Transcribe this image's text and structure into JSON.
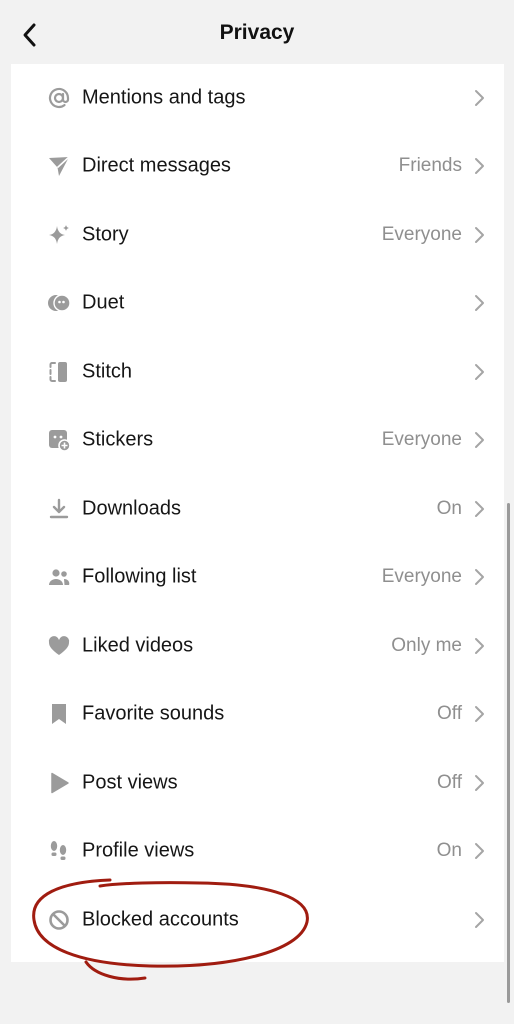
{
  "header": {
    "title": "Privacy"
  },
  "icons": {
    "back": "chevron-left-icon",
    "chevron": "chevron-right-icon"
  },
  "colors": {
    "icon": "#9b9b9b",
    "value_text": "#8f8f8f",
    "label_text": "#161616",
    "annotation": "#a01c10"
  },
  "items": [
    {
      "key": "mentions",
      "label": "Mentions and tags",
      "value": "",
      "icon": "at-icon"
    },
    {
      "key": "direct-messages",
      "label": "Direct messages",
      "value": "Friends",
      "icon": "paper-plane-icon"
    },
    {
      "key": "story",
      "label": "Story",
      "value": "Everyone",
      "icon": "sparkle-icon"
    },
    {
      "key": "duet",
      "label": "Duet",
      "value": "",
      "icon": "duet-icon"
    },
    {
      "key": "stitch",
      "label": "Stitch",
      "value": "",
      "icon": "stitch-icon"
    },
    {
      "key": "stickers",
      "label": "Stickers",
      "value": "Everyone",
      "icon": "sticker-icon"
    },
    {
      "key": "downloads",
      "label": "Downloads",
      "value": "On",
      "icon": "download-icon"
    },
    {
      "key": "following-list",
      "label": "Following list",
      "value": "Everyone",
      "icon": "people-icon"
    },
    {
      "key": "liked-videos",
      "label": "Liked videos",
      "value": "Only me",
      "icon": "heart-icon"
    },
    {
      "key": "favorite-sounds",
      "label": "Favorite sounds",
      "value": "Off",
      "icon": "bookmark-icon"
    },
    {
      "key": "post-views",
      "label": "Post views",
      "value": "Off",
      "icon": "play-icon"
    },
    {
      "key": "profile-views",
      "label": "Profile views",
      "value": "On",
      "icon": "footprints-icon"
    },
    {
      "key": "blocked-accounts",
      "label": "Blocked accounts",
      "value": "",
      "icon": "blocked-icon"
    }
  ]
}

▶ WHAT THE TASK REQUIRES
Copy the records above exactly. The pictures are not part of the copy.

▶ TASK RESPONSE
Transcribe this image's text and structure into JSON.
{
  "header": {
    "title": "Privacy"
  },
  "icons": {
    "back": "chevron-left-icon",
    "chevron": "chevron-right-icon"
  },
  "colors": {
    "icon": "#9b9b9b",
    "value_text": "#8f8f8f",
    "label_text": "#161616",
    "annotation": "#a01c10"
  },
  "items": [
    {
      "key": "mentions",
      "label": "Mentions and tags",
      "value": "",
      "icon": "at-icon"
    },
    {
      "key": "direct-messages",
      "label": "Direct messages",
      "value": "Friends",
      "icon": "paper-plane-icon"
    },
    {
      "key": "story",
      "label": "Story",
      "value": "Everyone",
      "icon": "sparkle-icon"
    },
    {
      "key": "duet",
      "label": "Duet",
      "value": "",
      "icon": "duet-icon"
    },
    {
      "key": "stitch",
      "label": "Stitch",
      "value": "",
      "icon": "stitch-icon"
    },
    {
      "key": "stickers",
      "label": "Stickers",
      "value": "Everyone",
      "icon": "sticker-icon"
    },
    {
      "key": "downloads",
      "label": "Downloads",
      "value": "On",
      "icon": "download-icon"
    },
    {
      "key": "following-list",
      "label": "Following list",
      "value": "Everyone",
      "icon": "people-icon"
    },
    {
      "key": "liked-videos",
      "label": "Liked videos",
      "value": "Only me",
      "icon": "heart-icon"
    },
    {
      "key": "favorite-sounds",
      "label": "Favorite sounds",
      "value": "Off",
      "icon": "bookmark-icon"
    },
    {
      "key": "post-views",
      "label": "Post views",
      "value": "Off",
      "icon": "play-icon"
    },
    {
      "key": "profile-views",
      "label": "Profile views",
      "value": "On",
      "icon": "footprints-icon"
    },
    {
      "key": "blocked-accounts",
      "label": "Blocked accounts",
      "value": "",
      "icon": "blocked-icon"
    }
  ]
}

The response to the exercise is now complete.